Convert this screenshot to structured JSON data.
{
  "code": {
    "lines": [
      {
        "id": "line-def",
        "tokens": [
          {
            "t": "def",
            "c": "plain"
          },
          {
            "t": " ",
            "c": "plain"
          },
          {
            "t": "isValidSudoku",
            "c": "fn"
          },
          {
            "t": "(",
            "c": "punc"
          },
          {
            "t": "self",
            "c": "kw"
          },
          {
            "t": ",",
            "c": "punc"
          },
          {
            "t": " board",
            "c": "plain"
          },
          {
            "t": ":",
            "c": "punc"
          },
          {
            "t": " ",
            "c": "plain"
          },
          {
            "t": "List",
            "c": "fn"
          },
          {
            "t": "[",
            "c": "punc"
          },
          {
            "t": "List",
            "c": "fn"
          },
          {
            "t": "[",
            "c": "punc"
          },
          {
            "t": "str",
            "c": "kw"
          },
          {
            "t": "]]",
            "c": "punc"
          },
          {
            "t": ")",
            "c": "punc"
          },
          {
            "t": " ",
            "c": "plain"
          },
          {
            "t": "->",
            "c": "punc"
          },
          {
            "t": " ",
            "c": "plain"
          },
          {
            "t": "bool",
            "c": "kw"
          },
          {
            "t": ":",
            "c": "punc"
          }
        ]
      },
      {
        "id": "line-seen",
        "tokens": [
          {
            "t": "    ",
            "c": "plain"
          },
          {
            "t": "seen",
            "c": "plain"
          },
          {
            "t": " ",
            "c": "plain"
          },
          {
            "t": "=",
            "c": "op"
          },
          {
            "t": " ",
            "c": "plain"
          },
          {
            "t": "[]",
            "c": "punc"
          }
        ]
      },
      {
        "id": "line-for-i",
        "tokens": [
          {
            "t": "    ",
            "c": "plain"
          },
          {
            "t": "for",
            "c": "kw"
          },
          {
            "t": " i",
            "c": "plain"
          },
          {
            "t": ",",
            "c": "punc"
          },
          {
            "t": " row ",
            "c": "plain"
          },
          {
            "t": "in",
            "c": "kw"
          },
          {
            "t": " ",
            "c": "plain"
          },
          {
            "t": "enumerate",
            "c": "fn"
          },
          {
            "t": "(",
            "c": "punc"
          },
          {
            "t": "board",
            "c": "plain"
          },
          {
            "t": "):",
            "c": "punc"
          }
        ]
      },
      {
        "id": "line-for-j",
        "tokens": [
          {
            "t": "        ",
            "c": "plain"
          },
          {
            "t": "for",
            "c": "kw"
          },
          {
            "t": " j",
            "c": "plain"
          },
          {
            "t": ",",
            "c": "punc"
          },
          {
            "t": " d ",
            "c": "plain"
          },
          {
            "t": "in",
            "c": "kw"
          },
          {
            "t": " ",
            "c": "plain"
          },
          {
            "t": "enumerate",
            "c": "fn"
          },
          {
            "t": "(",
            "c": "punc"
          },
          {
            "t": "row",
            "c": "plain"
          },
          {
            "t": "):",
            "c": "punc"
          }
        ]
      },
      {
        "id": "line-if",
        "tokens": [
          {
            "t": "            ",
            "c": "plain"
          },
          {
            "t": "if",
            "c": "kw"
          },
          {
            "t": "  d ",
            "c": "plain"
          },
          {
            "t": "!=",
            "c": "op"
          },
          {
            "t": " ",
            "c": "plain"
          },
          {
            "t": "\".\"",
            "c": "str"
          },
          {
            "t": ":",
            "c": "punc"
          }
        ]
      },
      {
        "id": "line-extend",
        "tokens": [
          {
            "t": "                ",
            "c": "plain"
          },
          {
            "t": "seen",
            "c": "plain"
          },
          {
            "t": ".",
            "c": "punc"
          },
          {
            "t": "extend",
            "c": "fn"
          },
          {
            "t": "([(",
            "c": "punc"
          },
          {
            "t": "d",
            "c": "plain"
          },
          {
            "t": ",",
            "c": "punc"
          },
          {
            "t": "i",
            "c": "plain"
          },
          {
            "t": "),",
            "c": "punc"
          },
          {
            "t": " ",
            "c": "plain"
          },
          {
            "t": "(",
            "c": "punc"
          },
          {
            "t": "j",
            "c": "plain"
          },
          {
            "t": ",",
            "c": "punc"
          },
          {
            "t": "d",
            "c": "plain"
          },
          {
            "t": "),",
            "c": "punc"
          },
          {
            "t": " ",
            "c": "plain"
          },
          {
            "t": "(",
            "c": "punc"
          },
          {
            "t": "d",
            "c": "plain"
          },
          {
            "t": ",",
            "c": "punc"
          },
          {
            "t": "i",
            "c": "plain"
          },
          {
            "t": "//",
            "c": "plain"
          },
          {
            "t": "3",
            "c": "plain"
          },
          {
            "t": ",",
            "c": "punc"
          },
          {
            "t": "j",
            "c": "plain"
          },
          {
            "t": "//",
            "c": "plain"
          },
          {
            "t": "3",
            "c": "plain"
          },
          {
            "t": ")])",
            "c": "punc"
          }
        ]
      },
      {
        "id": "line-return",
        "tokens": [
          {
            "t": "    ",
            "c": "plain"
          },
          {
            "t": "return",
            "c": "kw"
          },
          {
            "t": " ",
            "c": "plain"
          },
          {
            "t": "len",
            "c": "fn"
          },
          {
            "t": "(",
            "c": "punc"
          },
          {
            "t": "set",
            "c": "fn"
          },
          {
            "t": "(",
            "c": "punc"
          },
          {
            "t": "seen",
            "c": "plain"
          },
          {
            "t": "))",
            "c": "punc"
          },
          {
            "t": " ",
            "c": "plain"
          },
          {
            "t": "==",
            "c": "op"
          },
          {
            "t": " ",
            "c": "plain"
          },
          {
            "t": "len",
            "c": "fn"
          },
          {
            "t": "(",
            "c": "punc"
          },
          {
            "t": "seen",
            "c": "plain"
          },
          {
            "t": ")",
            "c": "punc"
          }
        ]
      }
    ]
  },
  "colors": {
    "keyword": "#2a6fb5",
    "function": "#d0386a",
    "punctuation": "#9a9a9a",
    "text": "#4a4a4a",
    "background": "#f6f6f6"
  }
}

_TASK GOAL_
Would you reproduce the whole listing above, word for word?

_EXERCISE SOLUTION_
Convert this screenshot to structured JSON data.
{
  "code": {
    "lines": [
      {
        "id": "line-def",
        "tokens": [
          {
            "t": "def",
            "c": "plain"
          },
          {
            "t": " ",
            "c": "plain"
          },
          {
            "t": "isValidSudoku",
            "c": "fn"
          },
          {
            "t": "(",
            "c": "punc"
          },
          {
            "t": "self",
            "c": "kw"
          },
          {
            "t": ",",
            "c": "punc"
          },
          {
            "t": " board",
            "c": "plain"
          },
          {
            "t": ":",
            "c": "punc"
          },
          {
            "t": " ",
            "c": "plain"
          },
          {
            "t": "List",
            "c": "fn"
          },
          {
            "t": "[",
            "c": "punc"
          },
          {
            "t": "List",
            "c": "fn"
          },
          {
            "t": "[",
            "c": "punc"
          },
          {
            "t": "str",
            "c": "kw"
          },
          {
            "t": "]]",
            "c": "punc"
          },
          {
            "t": ")",
            "c": "punc"
          },
          {
            "t": " ",
            "c": "plain"
          },
          {
            "t": "->",
            "c": "punc"
          },
          {
            "t": " ",
            "c": "plain"
          },
          {
            "t": "bool",
            "c": "kw"
          },
          {
            "t": ":",
            "c": "punc"
          }
        ]
      },
      {
        "id": "line-seen",
        "tokens": [
          {
            "t": "    ",
            "c": "plain"
          },
          {
            "t": "seen",
            "c": "plain"
          },
          {
            "t": " ",
            "c": "plain"
          },
          {
            "t": "=",
            "c": "op"
          },
          {
            "t": " ",
            "c": "plain"
          },
          {
            "t": "[]",
            "c": "punc"
          }
        ]
      },
      {
        "id": "line-for-i",
        "tokens": [
          {
            "t": "    ",
            "c": "plain"
          },
          {
            "t": "for",
            "c": "kw"
          },
          {
            "t": " i",
            "c": "plain"
          },
          {
            "t": ",",
            "c": "punc"
          },
          {
            "t": " row ",
            "c": "plain"
          },
          {
            "t": "in",
            "c": "kw"
          },
          {
            "t": " ",
            "c": "plain"
          },
          {
            "t": "enumerate",
            "c": "fn"
          },
          {
            "t": "(",
            "c": "punc"
          },
          {
            "t": "board",
            "c": "plain"
          },
          {
            "t": "):",
            "c": "punc"
          }
        ]
      },
      {
        "id": "line-for-j",
        "tokens": [
          {
            "t": "        ",
            "c": "plain"
          },
          {
            "t": "for",
            "c": "kw"
          },
          {
            "t": " j",
            "c": "plain"
          },
          {
            "t": ",",
            "c": "punc"
          },
          {
            "t": " d ",
            "c": "plain"
          },
          {
            "t": "in",
            "c": "kw"
          },
          {
            "t": " ",
            "c": "plain"
          },
          {
            "t": "enumerate",
            "c": "fn"
          },
          {
            "t": "(",
            "c": "punc"
          },
          {
            "t": "row",
            "c": "plain"
          },
          {
            "t": "):",
            "c": "punc"
          }
        ]
      },
      {
        "id": "line-if",
        "tokens": [
          {
            "t": "            ",
            "c": "plain"
          },
          {
            "t": "if",
            "c": "kw"
          },
          {
            "t": "  d ",
            "c": "plain"
          },
          {
            "t": "!=",
            "c": "op"
          },
          {
            "t": " ",
            "c": "plain"
          },
          {
            "t": "\".\"",
            "c": "str"
          },
          {
            "t": ":",
            "c": "punc"
          }
        ]
      },
      {
        "id": "line-extend",
        "tokens": [
          {
            "t": "                ",
            "c": "plain"
          },
          {
            "t": "seen",
            "c": "plain"
          },
          {
            "t": ".",
            "c": "punc"
          },
          {
            "t": "extend",
            "c": "fn"
          },
          {
            "t": "([(",
            "c": "punc"
          },
          {
            "t": "d",
            "c": "plain"
          },
          {
            "t": ",",
            "c": "punc"
          },
          {
            "t": "i",
            "c": "plain"
          },
          {
            "t": "),",
            "c": "punc"
          },
          {
            "t": " ",
            "c": "plain"
          },
          {
            "t": "(",
            "c": "punc"
          },
          {
            "t": "j",
            "c": "plain"
          },
          {
            "t": ",",
            "c": "punc"
          },
          {
            "t": "d",
            "c": "plain"
          },
          {
            "t": "),",
            "c": "punc"
          },
          {
            "t": " ",
            "c": "plain"
          },
          {
            "t": "(",
            "c": "punc"
          },
          {
            "t": "d",
            "c": "plain"
          },
          {
            "t": ",",
            "c": "punc"
          },
          {
            "t": "i",
            "c": "plain"
          },
          {
            "t": "//",
            "c": "plain"
          },
          {
            "t": "3",
            "c": "plain"
          },
          {
            "t": ",",
            "c": "punc"
          },
          {
            "t": "j",
            "c": "plain"
          },
          {
            "t": "//",
            "c": "plain"
          },
          {
            "t": "3",
            "c": "plain"
          },
          {
            "t": ")])",
            "c": "punc"
          }
        ]
      },
      {
        "id": "line-return",
        "tokens": [
          {
            "t": "    ",
            "c": "plain"
          },
          {
            "t": "return",
            "c": "kw"
          },
          {
            "t": " ",
            "c": "plain"
          },
          {
            "t": "len",
            "c": "fn"
          },
          {
            "t": "(",
            "c": "punc"
          },
          {
            "t": "set",
            "c": "fn"
          },
          {
            "t": "(",
            "c": "punc"
          },
          {
            "t": "seen",
            "c": "plain"
          },
          {
            "t": "))",
            "c": "punc"
          },
          {
            "t": " ",
            "c": "plain"
          },
          {
            "t": "==",
            "c": "op"
          },
          {
            "t": " ",
            "c": "plain"
          },
          {
            "t": "len",
            "c": "fn"
          },
          {
            "t": "(",
            "c": "punc"
          },
          {
            "t": "seen",
            "c": "plain"
          },
          {
            "t": ")",
            "c": "punc"
          }
        ]
      }
    ]
  },
  "colors": {
    "keyword": "#2a6fb5",
    "function": "#d0386a",
    "punctuation": "#9a9a9a",
    "text": "#4a4a4a",
    "background": "#f6f6f6"
  }
}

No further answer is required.